DATA FOR ANALYSIS:
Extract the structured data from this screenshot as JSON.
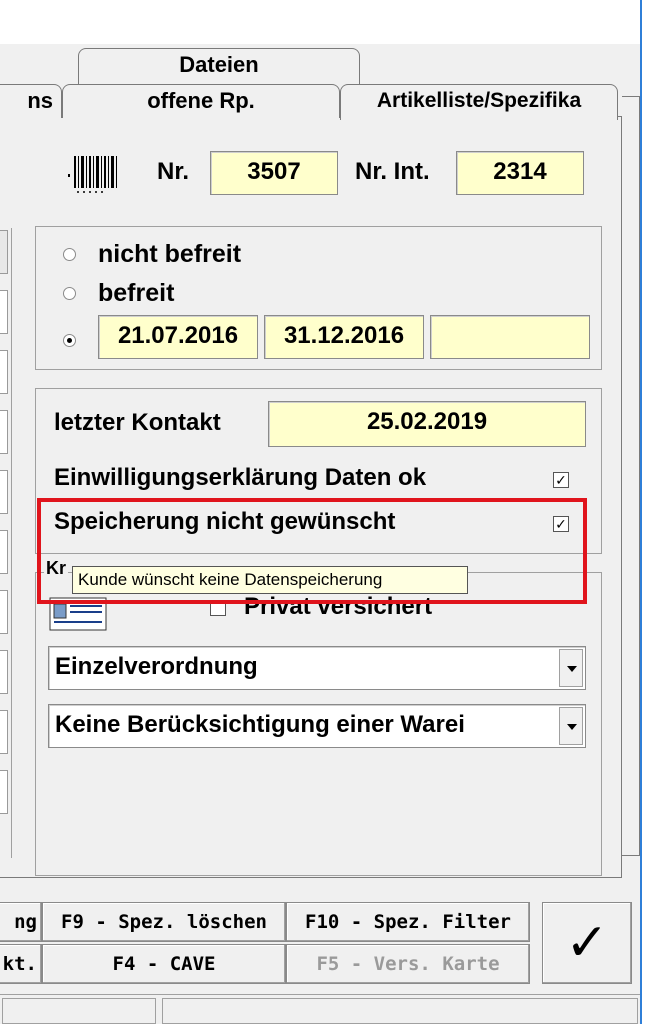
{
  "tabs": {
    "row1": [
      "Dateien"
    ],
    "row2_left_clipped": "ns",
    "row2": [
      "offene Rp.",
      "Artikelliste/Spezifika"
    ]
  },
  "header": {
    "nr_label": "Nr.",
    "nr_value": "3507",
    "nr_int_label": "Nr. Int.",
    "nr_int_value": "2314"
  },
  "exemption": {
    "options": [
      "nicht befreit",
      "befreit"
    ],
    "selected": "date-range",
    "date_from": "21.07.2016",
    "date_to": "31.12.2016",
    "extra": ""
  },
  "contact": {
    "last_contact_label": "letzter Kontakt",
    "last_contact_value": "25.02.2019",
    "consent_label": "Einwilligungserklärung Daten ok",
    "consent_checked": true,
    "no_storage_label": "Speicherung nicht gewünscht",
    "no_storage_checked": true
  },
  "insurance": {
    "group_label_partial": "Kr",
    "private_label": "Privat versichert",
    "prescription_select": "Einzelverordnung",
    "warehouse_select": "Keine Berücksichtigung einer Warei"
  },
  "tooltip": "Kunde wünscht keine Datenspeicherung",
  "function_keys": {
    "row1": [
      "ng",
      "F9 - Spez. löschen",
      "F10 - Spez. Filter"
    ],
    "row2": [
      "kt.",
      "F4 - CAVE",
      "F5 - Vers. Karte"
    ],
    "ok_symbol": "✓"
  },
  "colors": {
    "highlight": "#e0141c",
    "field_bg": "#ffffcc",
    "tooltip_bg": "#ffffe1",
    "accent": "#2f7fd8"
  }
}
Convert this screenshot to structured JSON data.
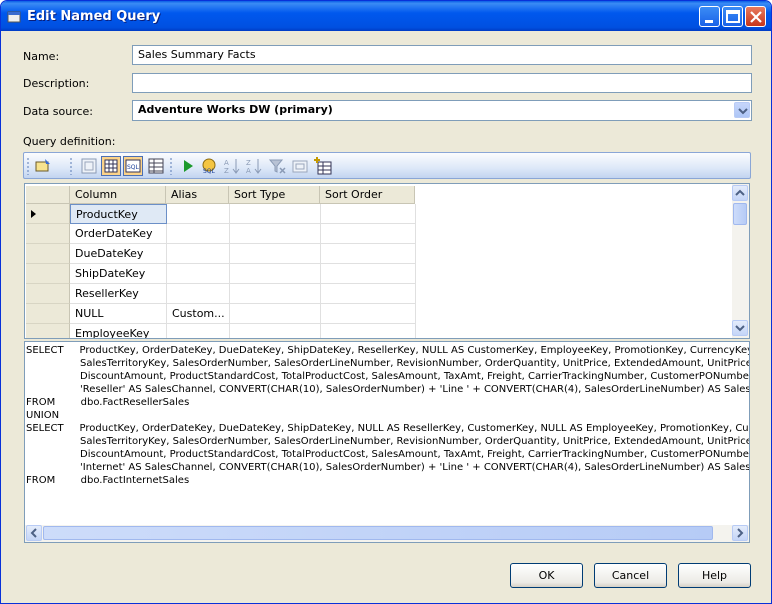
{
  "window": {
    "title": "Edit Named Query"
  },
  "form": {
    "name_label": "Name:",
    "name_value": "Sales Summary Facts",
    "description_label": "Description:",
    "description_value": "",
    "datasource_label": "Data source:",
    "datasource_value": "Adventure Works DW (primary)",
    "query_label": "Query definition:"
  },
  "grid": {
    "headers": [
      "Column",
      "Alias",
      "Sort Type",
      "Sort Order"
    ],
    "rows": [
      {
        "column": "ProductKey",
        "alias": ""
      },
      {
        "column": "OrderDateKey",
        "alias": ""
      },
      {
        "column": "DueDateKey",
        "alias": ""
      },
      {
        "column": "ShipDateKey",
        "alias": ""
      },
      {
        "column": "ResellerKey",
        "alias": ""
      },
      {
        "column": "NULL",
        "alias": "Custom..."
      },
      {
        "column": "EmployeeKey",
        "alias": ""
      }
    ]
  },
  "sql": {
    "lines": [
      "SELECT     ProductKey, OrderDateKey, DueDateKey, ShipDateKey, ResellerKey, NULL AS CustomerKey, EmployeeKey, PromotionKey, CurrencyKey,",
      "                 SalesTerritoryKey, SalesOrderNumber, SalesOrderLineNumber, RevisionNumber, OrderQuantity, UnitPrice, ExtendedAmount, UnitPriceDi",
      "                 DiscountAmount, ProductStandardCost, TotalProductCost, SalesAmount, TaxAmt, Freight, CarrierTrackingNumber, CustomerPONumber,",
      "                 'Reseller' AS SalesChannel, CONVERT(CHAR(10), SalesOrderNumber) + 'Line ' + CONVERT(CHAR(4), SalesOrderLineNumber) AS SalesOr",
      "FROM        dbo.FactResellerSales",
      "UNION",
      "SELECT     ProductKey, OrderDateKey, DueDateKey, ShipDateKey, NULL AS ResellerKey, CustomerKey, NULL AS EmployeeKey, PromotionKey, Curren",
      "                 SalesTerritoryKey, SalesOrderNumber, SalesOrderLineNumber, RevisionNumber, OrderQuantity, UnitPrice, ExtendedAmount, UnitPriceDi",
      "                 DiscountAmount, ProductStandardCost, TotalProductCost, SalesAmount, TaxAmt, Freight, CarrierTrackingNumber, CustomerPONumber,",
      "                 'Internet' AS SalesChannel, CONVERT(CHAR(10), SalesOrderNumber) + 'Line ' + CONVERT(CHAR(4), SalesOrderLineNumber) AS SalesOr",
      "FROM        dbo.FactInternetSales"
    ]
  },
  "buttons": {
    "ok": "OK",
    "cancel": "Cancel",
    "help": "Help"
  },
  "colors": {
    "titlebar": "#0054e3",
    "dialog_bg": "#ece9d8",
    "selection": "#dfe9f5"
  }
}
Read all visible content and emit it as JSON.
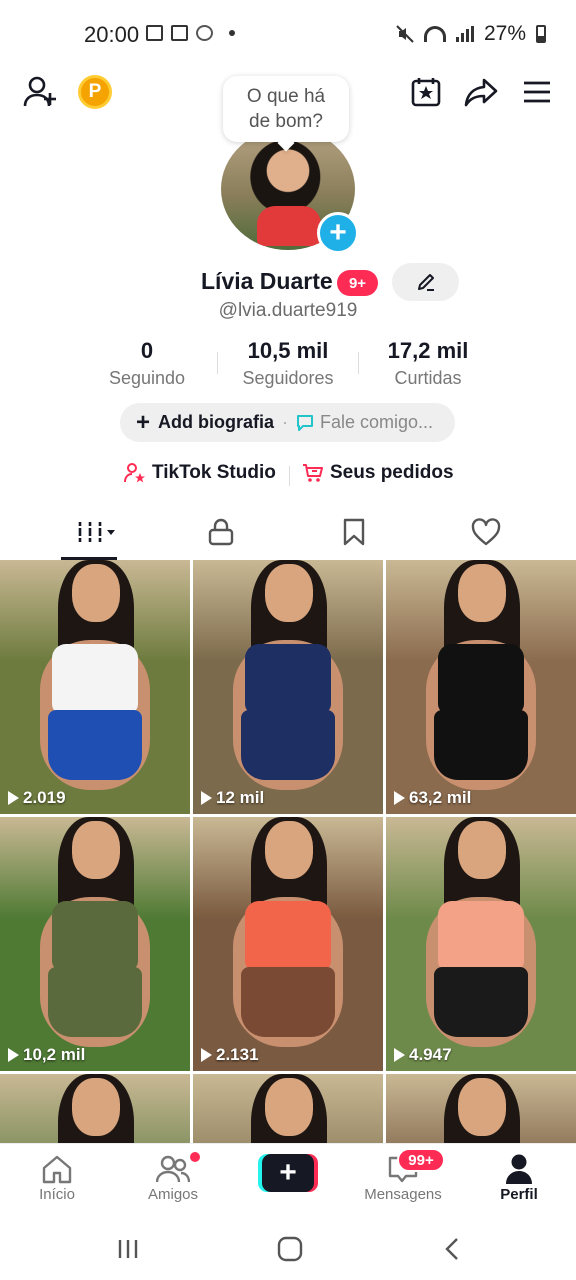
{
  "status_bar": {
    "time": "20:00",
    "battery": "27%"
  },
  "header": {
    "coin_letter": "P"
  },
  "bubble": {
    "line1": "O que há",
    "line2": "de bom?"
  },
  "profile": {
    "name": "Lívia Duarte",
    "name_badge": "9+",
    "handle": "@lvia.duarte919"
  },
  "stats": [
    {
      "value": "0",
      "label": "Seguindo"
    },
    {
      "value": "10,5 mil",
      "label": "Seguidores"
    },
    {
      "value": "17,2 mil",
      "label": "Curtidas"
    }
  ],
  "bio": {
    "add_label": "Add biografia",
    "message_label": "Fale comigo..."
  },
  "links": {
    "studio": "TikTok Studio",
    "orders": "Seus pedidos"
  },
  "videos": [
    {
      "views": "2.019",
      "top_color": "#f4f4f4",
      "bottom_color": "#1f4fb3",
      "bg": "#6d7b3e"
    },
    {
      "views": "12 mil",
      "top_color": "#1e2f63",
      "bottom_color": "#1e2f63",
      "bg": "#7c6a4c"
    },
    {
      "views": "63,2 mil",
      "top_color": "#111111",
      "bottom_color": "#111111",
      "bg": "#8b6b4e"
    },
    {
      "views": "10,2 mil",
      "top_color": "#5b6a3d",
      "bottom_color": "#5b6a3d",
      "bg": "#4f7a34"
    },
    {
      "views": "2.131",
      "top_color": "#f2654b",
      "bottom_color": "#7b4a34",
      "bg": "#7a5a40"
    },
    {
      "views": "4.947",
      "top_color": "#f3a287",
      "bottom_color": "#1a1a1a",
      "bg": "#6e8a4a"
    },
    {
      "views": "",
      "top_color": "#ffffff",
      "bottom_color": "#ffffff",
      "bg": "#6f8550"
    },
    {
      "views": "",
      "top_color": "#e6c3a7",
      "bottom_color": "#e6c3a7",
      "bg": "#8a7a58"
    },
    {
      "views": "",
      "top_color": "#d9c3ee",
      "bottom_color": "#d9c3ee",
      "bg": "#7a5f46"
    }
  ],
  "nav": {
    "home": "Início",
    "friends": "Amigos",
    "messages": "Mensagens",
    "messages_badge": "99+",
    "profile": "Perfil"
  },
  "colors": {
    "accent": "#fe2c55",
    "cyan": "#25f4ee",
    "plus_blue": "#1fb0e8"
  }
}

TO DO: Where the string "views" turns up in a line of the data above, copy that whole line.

FINAL ANSWER:
      "views": "2.019",
      "views": "12 mil",
      "views": "63,2 mil",
      "views": "10,2 mil",
      "views": "2.131",
      "views": "4.947",
      "views": "",
      "views": "",
      "views": "",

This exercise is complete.